--- Assigned task ---
Print the listing below again, exactly. Skip the pictures.

--- Available data ---
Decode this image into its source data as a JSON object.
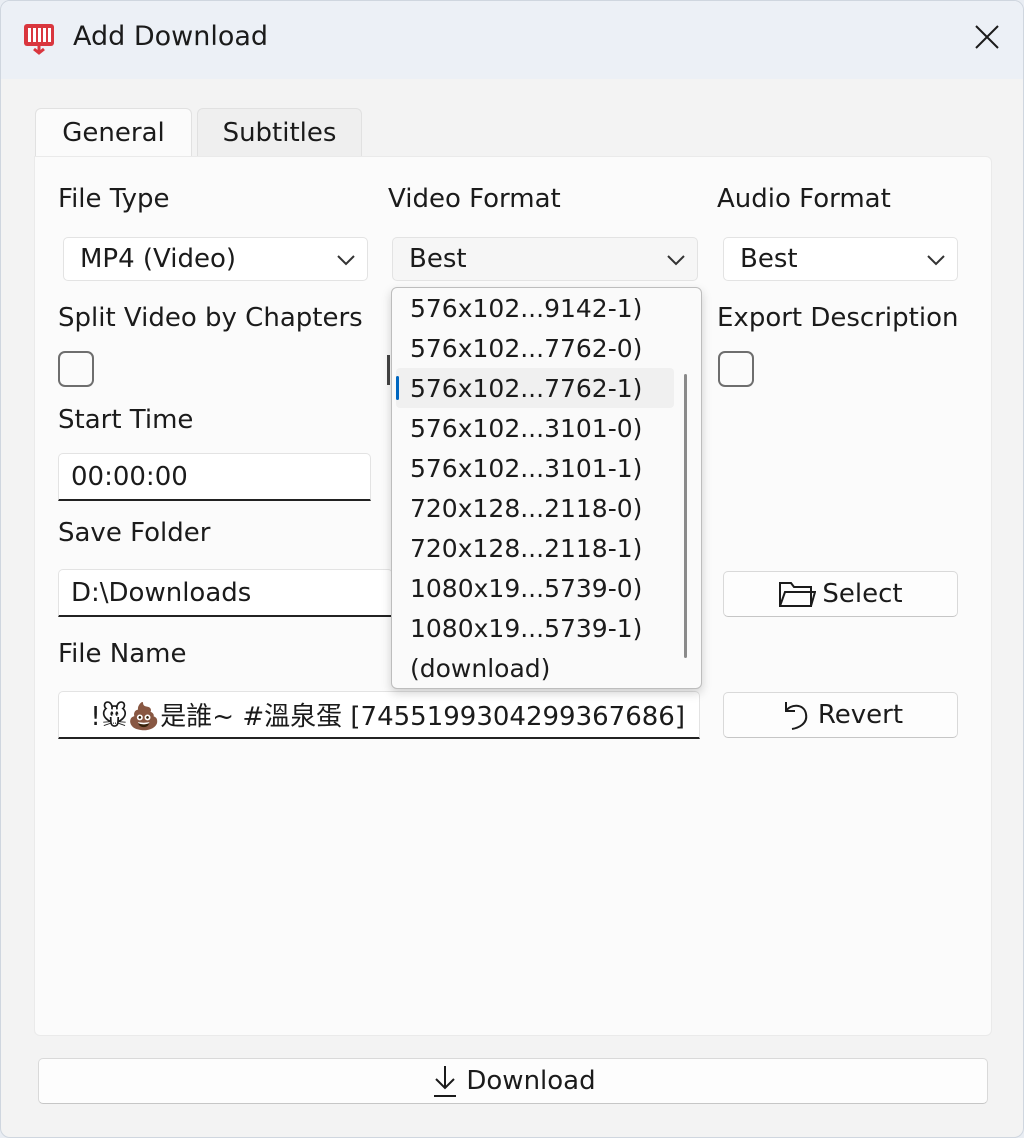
{
  "window": {
    "title": "Add Download"
  },
  "tabs": [
    {
      "label": "General",
      "active": true
    },
    {
      "label": "Subtitles",
      "active": false
    }
  ],
  "general": {
    "file_type": {
      "label": "File Type",
      "value": "MP4 (Video)"
    },
    "video_format": {
      "label": "Video Format",
      "value": "Best",
      "options": [
        "576x102...9142-1)",
        "576x102...7762-0)",
        "576x102...7762-1)",
        "576x102...3101-0)",
        "576x102...3101-1)",
        "720x128...2118-0)",
        "720x128...2118-1)",
        "1080x19...5739-0)",
        "1080x19...5739-1)",
        "(download)"
      ],
      "highlighted_index": 2
    },
    "audio_format": {
      "label": "Audio Format",
      "value": "Best"
    },
    "split_chapters": {
      "label": "Split Video by Chapters",
      "checked": false
    },
    "export_description": {
      "label": "Export Description",
      "checked": false
    },
    "start_time": {
      "label": "Start Time",
      "value": "00:00:00"
    },
    "save_folder": {
      "label": "Save Folder",
      "value": "D:\\Downloads",
      "button": "Select"
    },
    "file_name": {
      "label": "File Name",
      "value": "!🐭💩是誰~ #溫泉蛋 [7455199304299367686]",
      "button": "Revert"
    }
  },
  "footer": {
    "download_label": "Download"
  },
  "colors": {
    "accent": "#0067c0",
    "app_icon": "#d9363e"
  }
}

--- Problem solution ---
Decode this image into its source data as a JSON object.
{
  "window": {
    "title": "Add Download"
  },
  "tabs": [
    {
      "label": "General",
      "active": true
    },
    {
      "label": "Subtitles",
      "active": false
    }
  ],
  "general": {
    "file_type": {
      "label": "File Type",
      "value": "MP4 (Video)"
    },
    "video_format": {
      "label": "Video Format",
      "value": "Best",
      "options": [
        "576x102...9142-1)",
        "576x102...7762-0)",
        "576x102...7762-1)",
        "576x102...3101-0)",
        "576x102...3101-1)",
        "720x128...2118-0)",
        "720x128...2118-1)",
        "1080x19...5739-0)",
        "1080x19...5739-1)",
        "(download)"
      ],
      "highlighted_index": 2
    },
    "audio_format": {
      "label": "Audio Format",
      "value": "Best"
    },
    "split_chapters": {
      "label": "Split Video by Chapters",
      "checked": false
    },
    "export_description": {
      "label": "Export Description",
      "checked": false
    },
    "start_time": {
      "label": "Start Time",
      "value": "00:00:00"
    },
    "save_folder": {
      "label": "Save Folder",
      "value": "D:\\Downloads",
      "button": "Select"
    },
    "file_name": {
      "label": "File Name",
      "value": "!🐭💩是誰~ #溫泉蛋 [7455199304299367686]",
      "button": "Revert"
    }
  },
  "footer": {
    "download_label": "Download"
  },
  "colors": {
    "accent": "#0067c0",
    "app_icon": "#d9363e"
  }
}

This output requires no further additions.